What are the symptoms of Alzheimer’s Disease?
Alzheimer’s disease is a devastating and serious condition that affects millions of people all over the world. Most of those affected are over the age of 65, although early onset Alzheimer’s can occur in younger people. There is no cure for Alzheimer’s disease, and the condition will become progressively worse until it leads to death. It is estimated that one in 85 people throughout the world will have Alzheimer’s disease by 2050.
Perhaps the most insidious thing about Alzheimer’s disease is how slowly it progresses and how it is often difficult to diagnose in its early stages. It’s easy to write off someone who is in the early stages of the disease as merely absent-minded and forgetful, so it’s important to be able to recognize the symptoms of Alzheimer’s so that a person with the disease can receive the help that he or she will need to live comfortably.
Memory lapses happen to everybody once in a while. People forget where they put their car keys, or they may forget about an appointment with their doctor. Poor memory isn’t a clear indicator that a person is developing Alzheimer’s disease, but it can be a symptom if it gets progressively worse. Signs that there may be a serious problem include repeating statements and questions several times without realizing that they’ve been mentioned before, completely forgetting conversations and obligations and forgetting the names of family members and common household objects.
People with Alzheimer’s often lose track of what day or season it is, and they may even forget about their current living circumstances. They also misinterpret what they see and become lost even in familiar surroundings.
Writing and Speaking
A person with Alzheimer’s disease will also have trouble finding the right words when speaking and become frustrated when they cannot carry on a normal conversation because of it. The ability to write and read is eventually lost as well.
Thinking and Concentrating
Those with Alzheimer’s will also have difficulty thinking, reasoning and concentrating, especially when it comes to numbers and other abstract concepts. This makes doing things such as managing finances incredibly difficult.
Difficulty performing Familiar Tasks

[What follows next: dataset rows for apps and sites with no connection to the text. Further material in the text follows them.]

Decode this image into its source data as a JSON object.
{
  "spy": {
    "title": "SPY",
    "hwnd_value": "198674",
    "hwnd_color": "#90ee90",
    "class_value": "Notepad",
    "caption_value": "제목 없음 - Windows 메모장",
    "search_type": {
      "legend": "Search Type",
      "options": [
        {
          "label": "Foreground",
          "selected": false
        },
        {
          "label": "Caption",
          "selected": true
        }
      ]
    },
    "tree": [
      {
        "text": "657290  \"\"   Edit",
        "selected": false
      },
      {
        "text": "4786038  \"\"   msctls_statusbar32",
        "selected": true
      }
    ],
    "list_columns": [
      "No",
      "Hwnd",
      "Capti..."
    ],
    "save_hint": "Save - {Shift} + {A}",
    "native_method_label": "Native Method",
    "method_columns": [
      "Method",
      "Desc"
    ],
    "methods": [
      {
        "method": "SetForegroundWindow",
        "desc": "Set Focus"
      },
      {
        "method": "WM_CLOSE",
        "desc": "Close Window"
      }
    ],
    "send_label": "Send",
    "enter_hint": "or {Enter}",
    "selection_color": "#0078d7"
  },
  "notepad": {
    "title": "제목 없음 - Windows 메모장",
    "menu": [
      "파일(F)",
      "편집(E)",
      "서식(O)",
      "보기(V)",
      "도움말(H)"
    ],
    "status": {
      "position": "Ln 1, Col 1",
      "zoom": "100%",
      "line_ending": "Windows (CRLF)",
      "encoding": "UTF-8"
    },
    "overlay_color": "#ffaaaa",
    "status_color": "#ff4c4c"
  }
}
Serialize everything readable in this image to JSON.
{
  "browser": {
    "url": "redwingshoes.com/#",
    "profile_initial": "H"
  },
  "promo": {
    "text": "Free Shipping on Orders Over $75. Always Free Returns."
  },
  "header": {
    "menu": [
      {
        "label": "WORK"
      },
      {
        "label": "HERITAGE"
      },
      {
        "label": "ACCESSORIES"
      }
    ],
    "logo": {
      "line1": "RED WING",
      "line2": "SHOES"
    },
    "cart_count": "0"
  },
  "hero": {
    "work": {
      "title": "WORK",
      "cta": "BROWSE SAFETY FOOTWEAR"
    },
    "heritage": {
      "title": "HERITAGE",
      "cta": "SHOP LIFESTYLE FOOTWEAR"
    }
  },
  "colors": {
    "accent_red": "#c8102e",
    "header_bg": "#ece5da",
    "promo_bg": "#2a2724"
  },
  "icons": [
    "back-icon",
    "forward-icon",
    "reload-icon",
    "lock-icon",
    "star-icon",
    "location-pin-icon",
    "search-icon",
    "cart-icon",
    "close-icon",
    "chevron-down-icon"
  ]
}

Alzheimer’s disease can also prevent one’s ability to perform once-familiar tasks. Preparing meals, playing a favorite game and sometimes even getting dressed may all become exceedingly difficult.
In the later stages of Alzheimer’s, a person may undergo changes in their mood and personality. These can be drastic and include everything from depression and social withdrawal to a loss of inhibitions, aggressive behavior and delusions.
Alzheimer’s can be a very frightening and devastating disease, especially if it goes unnoticed and untreated in its early stages. While there is no cure for Alzheimer’s disease, being able to recognize the symptoms is crucial to help sufferers maintain a healthy life for as long as they can.
By Richard Dorrough